Galaxy S3 - $699
Galaxy Note II - $799
HTC One S - $649
Droid RAZR MAXX - $799
iPhone 5 - $699

I think that global sales figures skew peoples view of reality when talking about Android being "cheap"...

China represents a full 27% of the global smartphone market by volume, but close to 70% of the phones sold there are from Chinese vendors you probably never heard of making ultra cheap Android knockoffs. This certainly makes Android look cheap because it skews the global sales charts dramatically. There are a few other Asian countries with very similar markets - they cheap phones sell well, but they are not from major global manufacturers and barely qualify as being called smartphones.
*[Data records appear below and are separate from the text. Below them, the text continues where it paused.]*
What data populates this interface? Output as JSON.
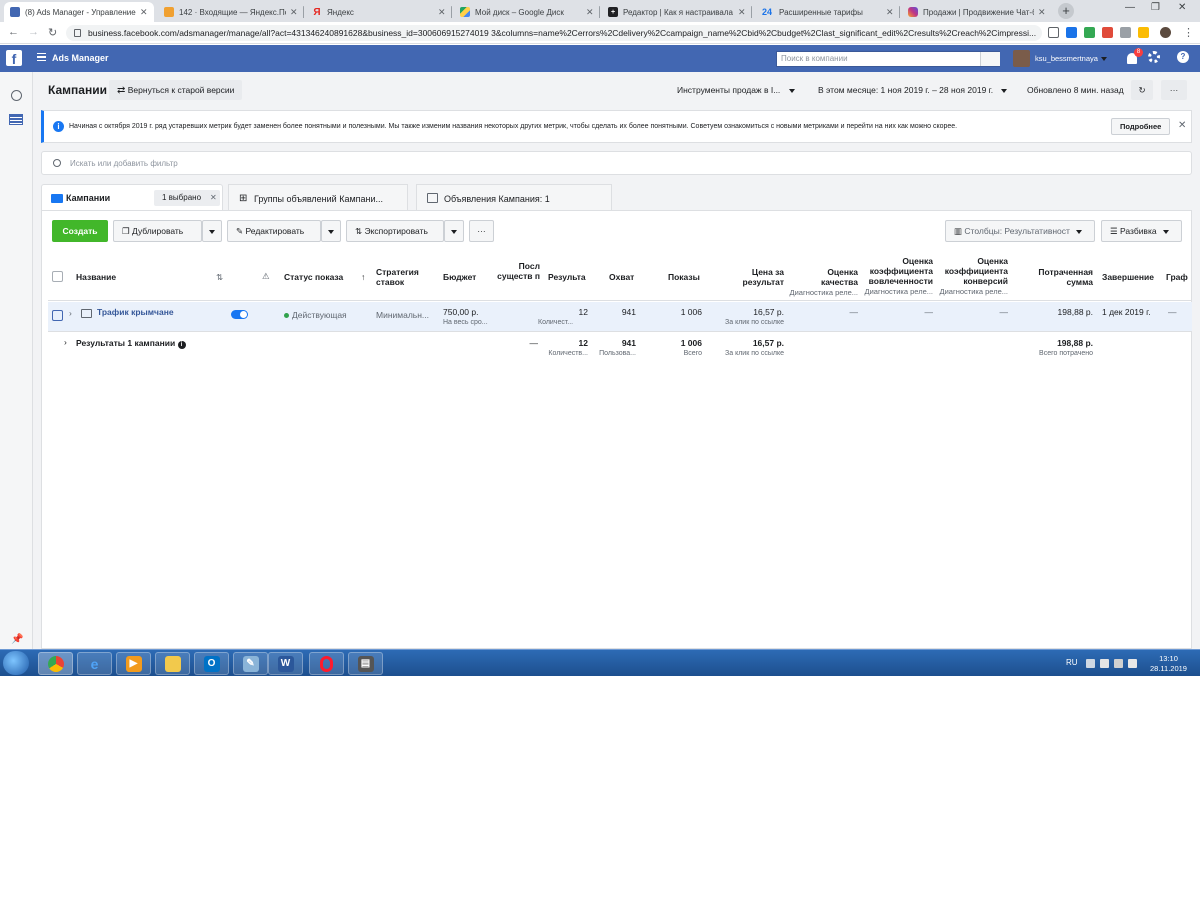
{
  "browser": {
    "tabs": [
      {
        "title": "(8) Ads Manager - Управление р",
        "icon_color": "#4267b2",
        "icon": "document-icon",
        "active": true
      },
      {
        "title": "142 · Входящие — Яндекс.Почта",
        "icon_color": "#f0a030",
        "icon": "mail-icon",
        "active": false
      },
      {
        "title": "Яндекс",
        "icon_color": "#e52620",
        "icon": "yandex-icon",
        "active": false
      },
      {
        "title": "Мой диск – Google Диск",
        "icon_color": "#1fa463",
        "icon": "drive-icon",
        "active": false
      },
      {
        "title": "Редактор | Как я настраивала та",
        "icon_color": "#202124",
        "icon": "plus-icon",
        "active": false
      },
      {
        "title": "Расширенные тарифы",
        "icon_color": "#1a73e8",
        "icon": "24-icon",
        "active": false
      },
      {
        "title": "Продажи | Продвижение Чат-б",
        "icon_color": "#c13584",
        "icon": "instagram-icon",
        "active": false
      }
    ],
    "url": "business.facebook.com/adsmanager/manage/all?act=431346240891628&business_id=300606915274019 3&columns=name%2Cerrors%2Cdelivery%2Ccampaign_name%2Cbid%2Cbudget%2Clast_significant_edit%2Cresults%2Creach%2Cimpressi..."
  },
  "fbbar": {
    "title": "Ads Manager",
    "search_placeholder": "Поиск в компании",
    "username": "ksu_bessmertnaya",
    "notif_count": "8"
  },
  "header": {
    "title": "Кампании",
    "old_version": "Вернуться к старой версии",
    "sales_tools": "Инструменты продаж в I...",
    "date_range": "В этом месяце: 1 ноя 2019 г. – 28 ноя 2019 г.",
    "updated": "Обновлено 8 мин. назад"
  },
  "banner": {
    "text": "Начиная с октября 2019 г. ряд устаревших метрик будет заменен более понятными и полезными. Мы также изменим названия некоторых других метрик, чтобы сделать их более понятными. Советуем ознакомиться с новыми метриками и перейти на них как можно скорее.",
    "more": "Подробнее"
  },
  "filter": {
    "placeholder": "Искать или добавить фильтр"
  },
  "level_tabs": {
    "campaigns": "Кампании",
    "selected": "1 выбрано",
    "adsets": "Группы объявлений Кампани...",
    "ads": "Объявления Кампания: 1"
  },
  "toolbar": {
    "create": "Создать",
    "duplicate": "Дублировать",
    "edit": "Редактировать",
    "export": "Экспортировать",
    "columns": "Столбцы: Результативност",
    "breakdown": "Разбивка"
  },
  "table": {
    "headers": {
      "name": "Название",
      "status": "Статус показа",
      "bid": "Стратегия ставок",
      "budget": "Бюджет",
      "last_edit": "Посл существ п",
      "results": "Результа",
      "reach": "Охват",
      "impressions": "Показы",
      "cpr": "Цена за результат",
      "quality": "Оценка качества",
      "quality_sub": "Диагностика реле...",
      "engagement": "Оценка коэффициента вовлеченности",
      "engagement_sub": "Диагностика реле...",
      "conversion": "Оценка коэффициента конверсий",
      "conversion_sub": "Диагностика реле...",
      "spent": "Потраченная сумма",
      "end": "Завершение",
      "schedule": "Граф"
    },
    "row": {
      "name": "Трафик крымчане",
      "status": "Действующая",
      "bid": "Минимальн...",
      "budget": "750,00 р.",
      "budget_sub": "На весь сро...",
      "results": "12",
      "results_sub": "Количест...",
      "reach": "941",
      "impressions": "1 006",
      "cpr": "16,57 р.",
      "cpr_sub": "За клик по ссылке",
      "quality": "—",
      "engagement": "—",
      "conversion": "—",
      "spent": "198,88 р.",
      "end": "1 дек 2019 г.",
      "schedule": "—"
    },
    "total": {
      "label": "Результаты 1 кампании",
      "last_edit": "—",
      "results": "12",
      "results_sub": "Количеств...",
      "reach": "941",
      "reach_sub": "Пользова...",
      "impressions": "1 006",
      "impressions_sub": "Всего",
      "cpr": "16,57 р.",
      "cpr_sub": "За клик по ссылке",
      "spent": "198,88 р.",
      "spent_sub": "Всего потрачено"
    }
  },
  "taskbar": {
    "lang": "RU",
    "time": "13:10",
    "date": "28.11.2019"
  },
  "colors": {
    "fb_blue": "#4267b2",
    "create_green": "#42b72a",
    "active_dot": "#31a24c",
    "link_blue": "#1877f2"
  }
}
If you ignore China things look VERY different. The most popular priceband of smartphones globally is actually $450+ dollars (the highest priceband that IDC tracks)... That priceband makes up close to 45% of global volumes according to IDC... IF you leave out China.

In short Android phones simply are not cheap if you are talking about Western Europe and the US. There are certainly some cheap phones, but most people don't buy them... Android pricing is roughly comparable with Apple pricing, in some cases higher - even with contract discounts. The Note II goes for $299 with contract from AT&T, and that is a pretty popular model in the states.

The Nexus 4 is fairly cheap, but it is targeted at non-contract buyers primarily, and as such it simply won't get anywhere near the volume of other flagship models sold with contract discounts. The reality is in the States and most of Western Europe people buy phones under contract. Until that stops happening "cheap" Android phones don't have a prayer of making a big dent in those markets.

Reply Parent Score: 3